Please read The New Yorker piece on this story here.

AddThis Social Bookmark Button

We Are Seven


This has been one of my favorite poems since I was quite young.

WE ARE SEVEN   by William Wordsworth 1798-A SIMPLE Child, That lightly draws its breath

And feels its life in every limb,

What should it know of death?

I met a little cottage Girl:

She was eight years old, she said;

Her hair was thick with many a curl

That clustered round her head.

She had a rustic, woodland air,

And she was wildly clad:                                    

Her eyes were fair, and very fair;

–Her beauty made me glad.

“Sisters and brothers, little Maid,

How many may you be?”

“How many? Seven in all,” she said

And wondering looked at me.

“And where are they? I pray you tell.”

She answered, “Seven are we;

And two of us at Conway dwell,

And two are gone to sea.                                    

“Two of us in the church-yard lie,

My sister and my brother;

And, in the church-yard cottage, I

Dwell near them with my mother.”

“You say that two at Conway dwell,

And two are gone to sea,

Yet ye are seven!–I pray you tell,

Sweet Maid, how this may be.”

Then did the little Maid reply,

“Seven boys and girls are we;                               

Two of us in the church-yard lie,

Beneath the church-yard tree.”

“You run about, my little Maid,

Your limbs they are alive;

If two are in the church-yard laid,

Then ye are only five.”

“Their graves are green, they may be seen,”

The little Maid replied,

“Twelve steps or more from my mother’s door,

And they are side by side.                                  

“My stockings there I often knit,

My kerchief there I hem;

And there upon the ground I sit,

And sing a song to them.

“And often after sunset, Sir,

When it is light and fair,

I take my little porringer,

And eat my supper there.

“The first that died was sister Jane;

In bed she moaning lay,                                     

Till God released her of her pain;

And then she went away.

“So in the church-yard she was laid;

And, when the grass was dry,

Together round her grave we played,

My brother John and I.

“And when the ground was white with snow,

And I could run and slide,

My brother John was forced to go,

And he lies by her side.”                                   

“How many are you, then,” said I,

“If they two are in heaven?”

Quick was the little Maid’s reply,

“O Master! we are seven.”

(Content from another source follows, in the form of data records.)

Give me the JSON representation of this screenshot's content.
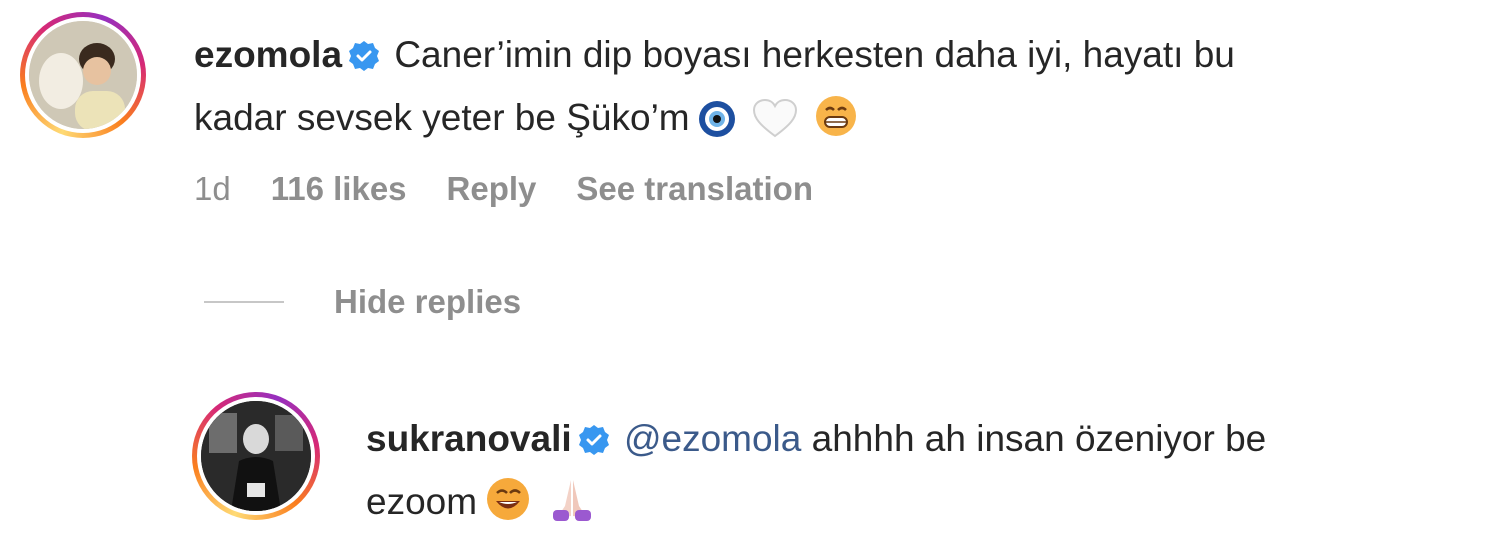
{
  "comment": {
    "username": "ezomola",
    "line1": "Caner’imin dip boyası herkesten daha iyi, hayatı bu",
    "line2": "kadar sevsek yeter be Şüko’m",
    "time": "1d",
    "likes": "116 likes",
    "reply_label": "Reply",
    "translate_label": "See translation"
  },
  "hide_replies_label": "Hide replies",
  "reply": {
    "username": "sukranovali",
    "mention": "@ezomola",
    "line1": "ahhhh ah insan özeniyor be",
    "line2": "ezoom"
  },
  "colors": {
    "text": "#262626",
    "secondary": "#8e8e8e",
    "verified": "#3897f0",
    "mention": "#3b5a8a"
  },
  "icons": [
    "verified-badge-icon",
    "nazar-emoji-icon",
    "white-heart-emoji-icon",
    "grinning-emoji-icon",
    "smiling-emoji-icon",
    "folded-hands-emoji-icon"
  ]
}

“But they are dead; those two are dead!

Their spirits are in heaven!”

‘Twas throwing words away; for still

The little Maid would have her will,

And said, “Nay, we are seven!”

1798.

AddThis Social Bookmark Button